While litigation is an important tool in this fight, it has limitations. As an initial matter, litigation takes time. Attorneys need to listen to people impacted by educational gag orders, identify legal claims based on a close review of the legislation, obtain evidence to support the claims, draft and file legal documents, and adhere to the scheduling order set by the court. None of these things can happen overnight. Furthermore, litigation cannot keep pace with the breakneck speed of conservatives seeking to remove race conscious instruction in schools. In less than five months in Florida, Gov. DeSantis required institutions in the State University System to report all activities involving DEI or critical race theory; appointed new Board of Trustees members, including Rufo, in a hostile takeover of New College, a liberal arts college to conduct a “top-down restructuring” of the institution; and rejected the College Board's Advanced Placement African-American History course, stating that it “significantly lacks educational value.” Governor DeSantis also introduced a legislative proposal that became Senate Bill 266, which he signed into law, to broaden the attack on higher education. Whereas the Stop W.O.K.E. Act prohibited training or instruction on certain topics, S.B. 266 expands those prohibitions to curriculum on these concepts “or that is based on theories that systemic racism, sexism, oppression, and privilege are inherent in the institutions of the United States and were created to maintain social, political, and economic inequities.” Notably, it forbids the use of state of federal funds for programs or campus activities that advocate for DEI or “promote or engage in political or social activism.” Consistent with the New College takeover, S.B. 266 vests power in the state university president to fire the provost, deans, and all full-time faculty. Finally, the law prohibits universities from issuing statements, foreclosing their ability to affirm their support for students of color or to vocalize the importance of DEI as they did during the racial reckoning of 2020, and requires post-tenure review of higher education faculty in a campaign to use intimidation to force compliance. A parallel attack on gender identity ensued: the Florida legislature expanded the Don't Say Gay law's blanket proscriptions on instruction about sexual orientation or gender identity to eighth grade instead of early education and only permits instruction in high school if it is deemed age appropriate. It also banned the use of personal titles and pronouns in K-12 education while mandating instruction that sex is “binary, stable, and unchangeable.” Litigation cannot be the only tool to resist these efforts. Beyond the time considerations, litigation offers a limited scope of relief. As a former teacher, I believe all students deserve race conscious instruction. However, no court has recognized this belief as a constitutional right. At best, our legal claims prevent the most censorious actions by states. Litigation is an insufficient tool to craft an affirmative position on what race conscious instruction belongs in schools.

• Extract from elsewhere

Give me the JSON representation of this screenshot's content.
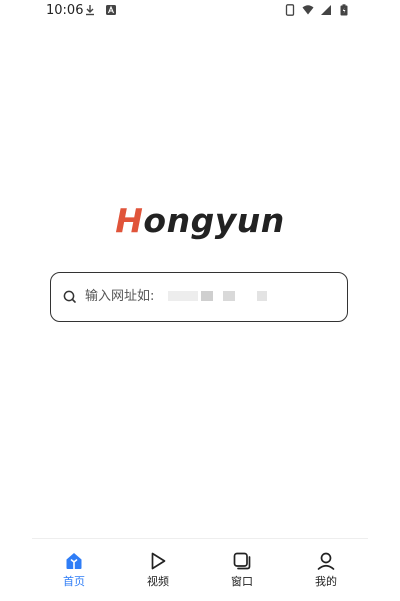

Though imperfect, litigation is one of many methods we must utilize to fight for racial justice and race conscious instruction in schools. While daunting, I believe that we will ultimately succeed.

I am a Senior Staff Attorney in the Racial Justice Program at the American Civil Liberties Union (ACLU) and a graduate of Harvard Law School. I am a member of the ACLU team that filed the first case to challenge this type of classroom censorship legislation, and I am currently litigating these issues in Florida, Oklahoma, and New Hampshire. I am so grateful to my family, friends, and colleagues for their insight and support.